## THE TASK
Among the records, which lines include "JSON"? List them.
[[ AVAILABLE RECORDS, beginning ]]
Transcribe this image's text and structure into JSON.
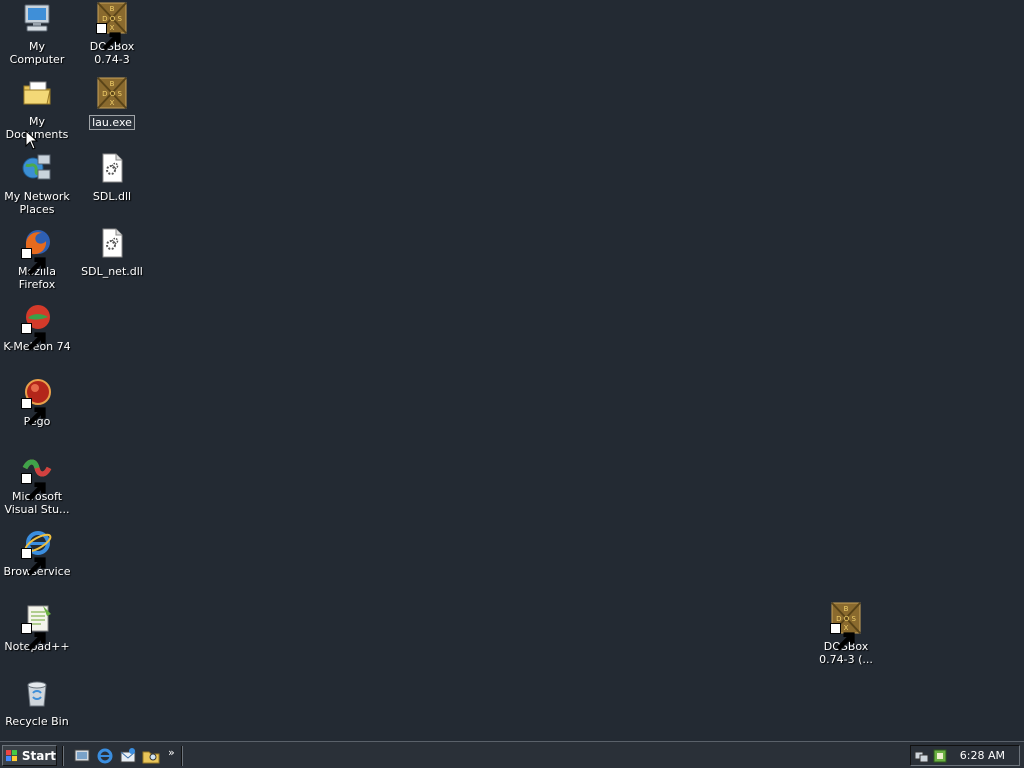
{
  "desktop": {
    "icons": {
      "my_computer": {
        "label": "My Computer"
      },
      "my_documents": {
        "label": "My Documents"
      },
      "my_network": {
        "label": "My Network Places"
      },
      "firefox": {
        "label": "Mozilla Firefox"
      },
      "kmeleon": {
        "label": "K-Meleon 74"
      },
      "pego": {
        "label": "Pego"
      },
      "visual_studio": {
        "label": "Microsoft Visual Stu..."
      },
      "browservice": {
        "label": "Browservice"
      },
      "notepadpp": {
        "label": "Notepad++"
      },
      "recycle_bin": {
        "label": "Recycle Bin"
      },
      "dosbox": {
        "label": "DOSBox 0.74-3"
      },
      "lau_exe": {
        "label": "lau.exe"
      },
      "sdl_dll": {
        "label": "SDL.dll"
      },
      "sdl_net_dll": {
        "label": "SDL_net.dll"
      },
      "dosbox_copy": {
        "label": "DOSBox 0.74-3 (..."
      }
    }
  },
  "taskbar": {
    "start_label": "Start",
    "quick_launch": [
      "show-desktop-icon",
      "internet-explorer-icon",
      "outlook-express-icon",
      "windows-explorer-icon"
    ],
    "overflow": "»",
    "clock": "6:28 AM"
  },
  "colors": {
    "desktop_bg": "#232a33",
    "taskbar_bg": "#2a3038",
    "label": "#ffffff"
  }
}
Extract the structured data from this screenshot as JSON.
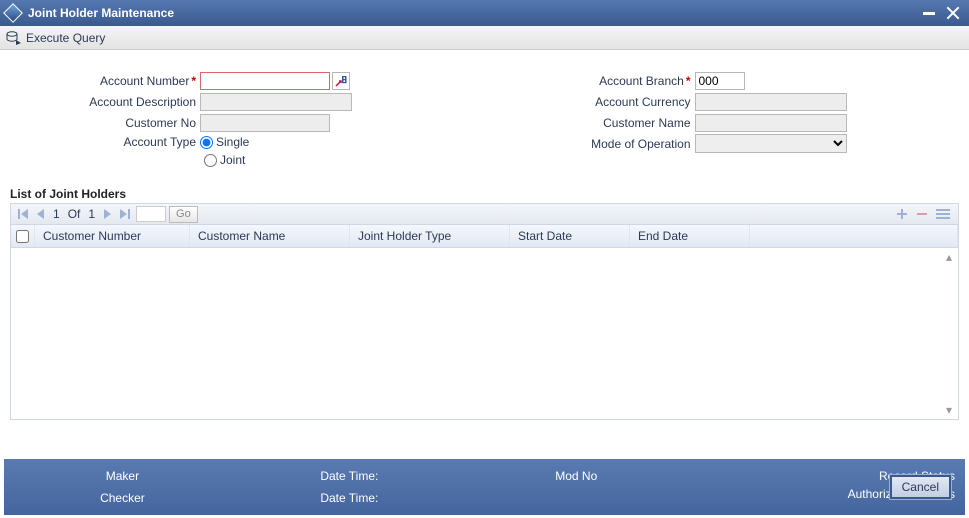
{
  "title": "Joint Holder Maintenance",
  "toolbar": {
    "execute_label": "Execute Query"
  },
  "form": {
    "left": {
      "account_number": {
        "label": "Account Number",
        "value": ""
      },
      "account_description": {
        "label": "Account Description",
        "value": ""
      },
      "customer_no": {
        "label": "Customer No",
        "value": ""
      },
      "account_type": {
        "label": "Account Type",
        "options": {
          "single": "Single",
          "joint": "Joint"
        },
        "selected": "single"
      }
    },
    "right": {
      "account_branch": {
        "label": "Account Branch",
        "value": "000"
      },
      "account_currency": {
        "label": "Account Currency",
        "value": ""
      },
      "customer_name": {
        "label": "Customer Name",
        "value": ""
      },
      "mode_of_operation": {
        "label": "Mode of Operation",
        "value": ""
      }
    }
  },
  "list": {
    "title": "List of Joint Holders",
    "pager": {
      "page": "1",
      "of_label": "Of",
      "total": "1",
      "go_label": "Go"
    },
    "columns": {
      "customer_number": "Customer Number",
      "customer_name": "Customer Name",
      "joint_holder_type": "Joint Holder Type",
      "start_date": "Start Date",
      "end_date": "End Date"
    }
  },
  "status": {
    "maker": "Maker",
    "checker": "Checker",
    "datetime1": "Date Time:",
    "datetime2": "Date Time:",
    "modno": "Mod No",
    "record_status": "Record Status",
    "auth_status": "Authorization Status"
  },
  "buttons": {
    "cancel": "Cancel"
  }
}
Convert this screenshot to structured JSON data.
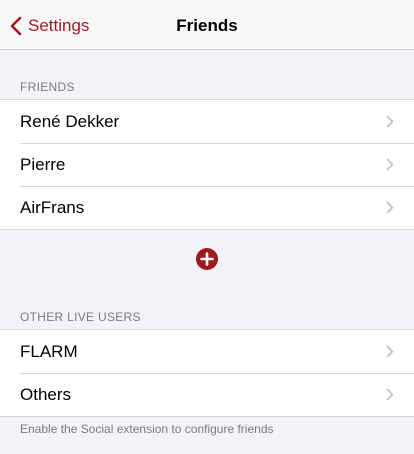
{
  "navbar": {
    "back_label": "Settings",
    "title": "Friends"
  },
  "friends_section": {
    "header": "FRIENDS",
    "items": [
      {
        "label": "René Dekker"
      },
      {
        "label": "Pierre"
      },
      {
        "label": "AirFrans"
      }
    ]
  },
  "add_button": {
    "icon": "plus-circle-icon"
  },
  "other_section": {
    "header": "OTHER LIVE USERS",
    "items": [
      {
        "label": "FLARM"
      },
      {
        "label": "Others"
      }
    ],
    "footer": "Enable the Social extension to configure friends"
  },
  "colors": {
    "accent": "#9b1b1f",
    "background": "#f2f2f7",
    "secondary_text": "#7b7b80"
  }
}
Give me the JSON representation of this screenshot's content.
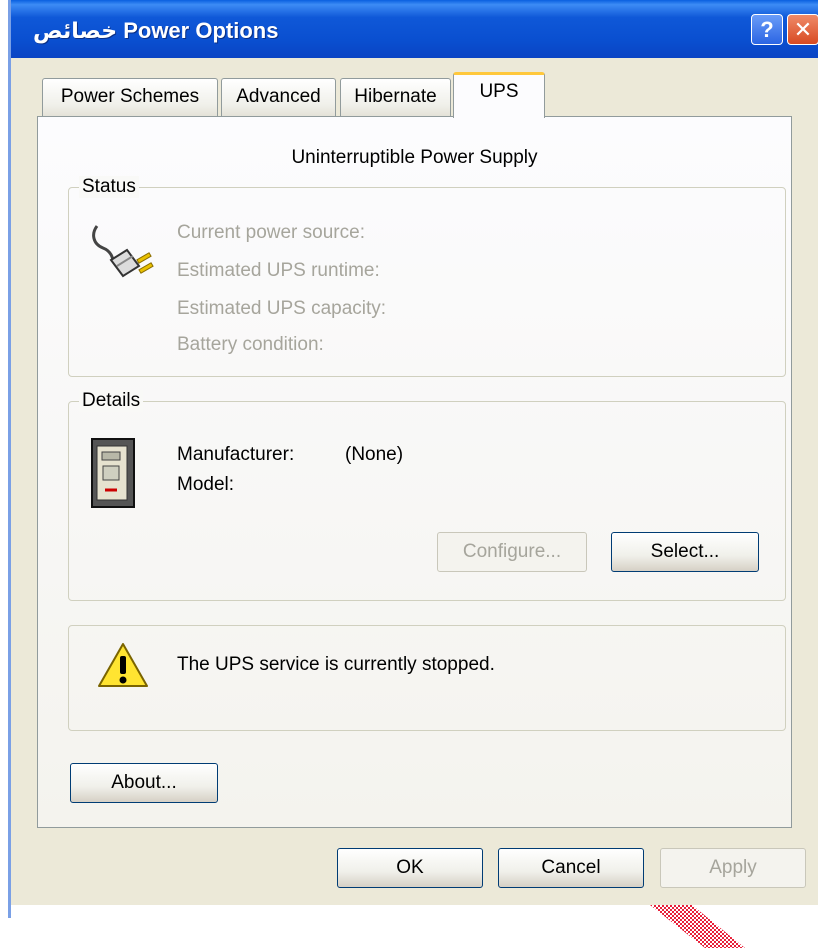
{
  "window": {
    "title_prefix": "خصائص",
    "title": "Power Options",
    "help_label": "?",
    "close_label": "✕"
  },
  "tabs": [
    {
      "label": "Power Schemes",
      "active": false
    },
    {
      "label": "Advanced",
      "active": false
    },
    {
      "label": "Hibernate",
      "active": false
    },
    {
      "label": "UPS",
      "active": true
    }
  ],
  "ups": {
    "heading": "Uninterruptible Power Supply",
    "status": {
      "legend": "Status",
      "icon": "power-plug-icon",
      "lines": [
        "Current power source:",
        "Estimated UPS runtime:",
        "Estimated UPS capacity:",
        "Battery condition:"
      ]
    },
    "details": {
      "legend": "Details",
      "icon": "ups-device-icon",
      "manufacturer_label": "Manufacturer:",
      "manufacturer_value": "(None)",
      "model_label": "Model:",
      "configure_label": "Configure...",
      "select_label": "Select..."
    },
    "warning": {
      "icon": "warning-icon",
      "message": "The UPS service is currently stopped."
    },
    "about_label": "About..."
  },
  "footer": {
    "ok_label": "OK",
    "cancel_label": "Cancel",
    "apply_label": "Apply"
  },
  "colors": {
    "titlebar": "#0a4fd0",
    "active_tab_accent": "#ffc83c",
    "disabled_text": "#a6a59c",
    "dialog_bg": "#ece9d8"
  }
}
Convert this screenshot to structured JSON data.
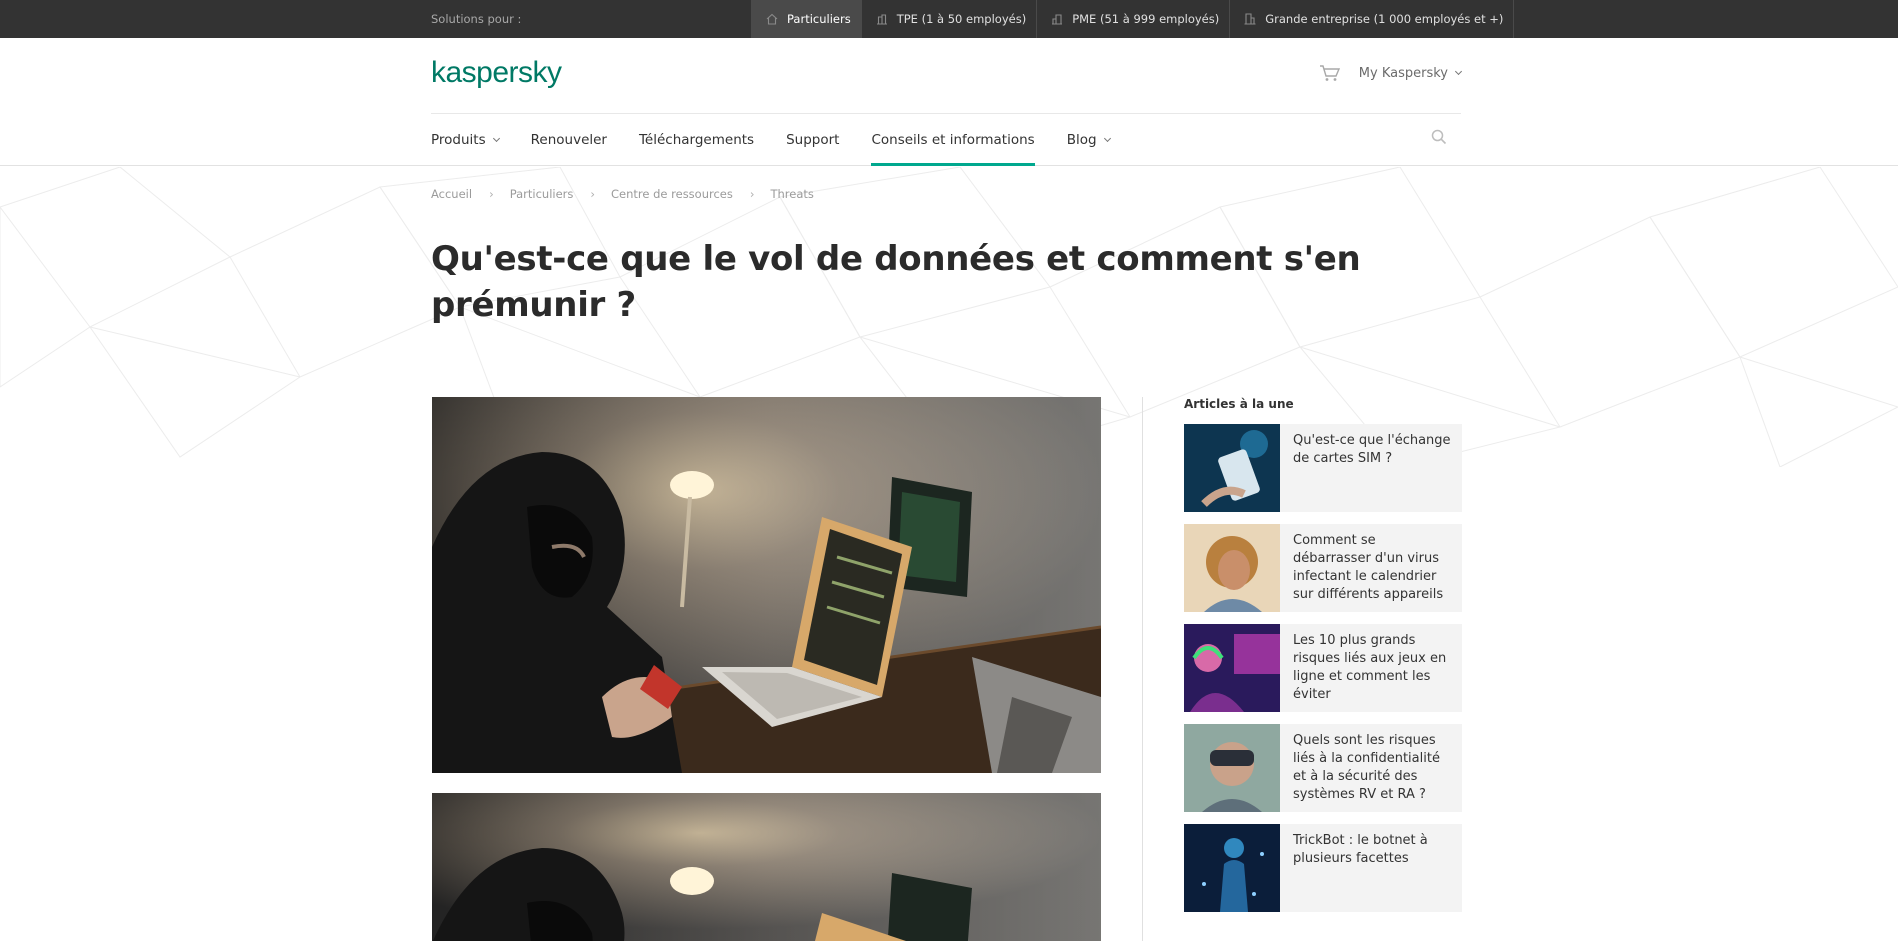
{
  "topbar": {
    "solutions_label": "Solutions pour :",
    "segments": [
      {
        "label": "Particuliers",
        "icon": "home-icon"
      },
      {
        "label": "TPE (1 à 50 employés)",
        "icon": "small-building-icon"
      },
      {
        "label": "PME (51 à 999 employés)",
        "icon": "building-icon"
      },
      {
        "label": "Grande entreprise (1 000 employés et +)",
        "icon": "enterprise-icon"
      }
    ],
    "active_segment": "Particuliers"
  },
  "header": {
    "logo": "kaspersky",
    "my_kaspersky": "My Kaspersky",
    "cart_icon": "cart-icon",
    "search_icon": "search-icon"
  },
  "nav": {
    "items": [
      {
        "label": "Produits",
        "dropdown": true
      },
      {
        "label": "Renouveler",
        "dropdown": false
      },
      {
        "label": "Téléchargements",
        "dropdown": false
      },
      {
        "label": "Support",
        "dropdown": false
      },
      {
        "label": "Conseils et informations",
        "dropdown": false,
        "active": true
      },
      {
        "label": "Blog",
        "dropdown": true
      }
    ]
  },
  "breadcrumb": [
    "Accueil",
    "Particuliers",
    "Centre de ressources",
    "Threats"
  ],
  "article": {
    "title": "Qu'est-ce que le vol de données et comment s'en prémunir ?"
  },
  "sidebar": {
    "title": "Articles à la une",
    "cards": [
      {
        "text": "Qu'est-ce que l'échange de cartes SIM ?"
      },
      {
        "text": "Comment se débarrasser d'un virus infectant le calendrier sur différents appareils"
      },
      {
        "text": "Les 10 plus grands risques liés aux jeux en ligne et comment les éviter"
      },
      {
        "text": "Quels sont les risques liés à la confidentialité et à la sécurité des systèmes RV et RA ?"
      },
      {
        "text": "TrickBot : le botnet à plusieurs facettes"
      }
    ]
  },
  "colors": {
    "brand": "#007965",
    "accent": "#00a88e",
    "topbar": "#333333"
  }
}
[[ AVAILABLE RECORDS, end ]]
## FINISHED TASK
Transcribe this image's text and structure into JSON.
Extract the structured data from this screenshot as JSON.
Convert this screenshot to structured JSON data.
Give me the JSON representation of this screenshot's content.
Convert this screenshot to structured JSON data.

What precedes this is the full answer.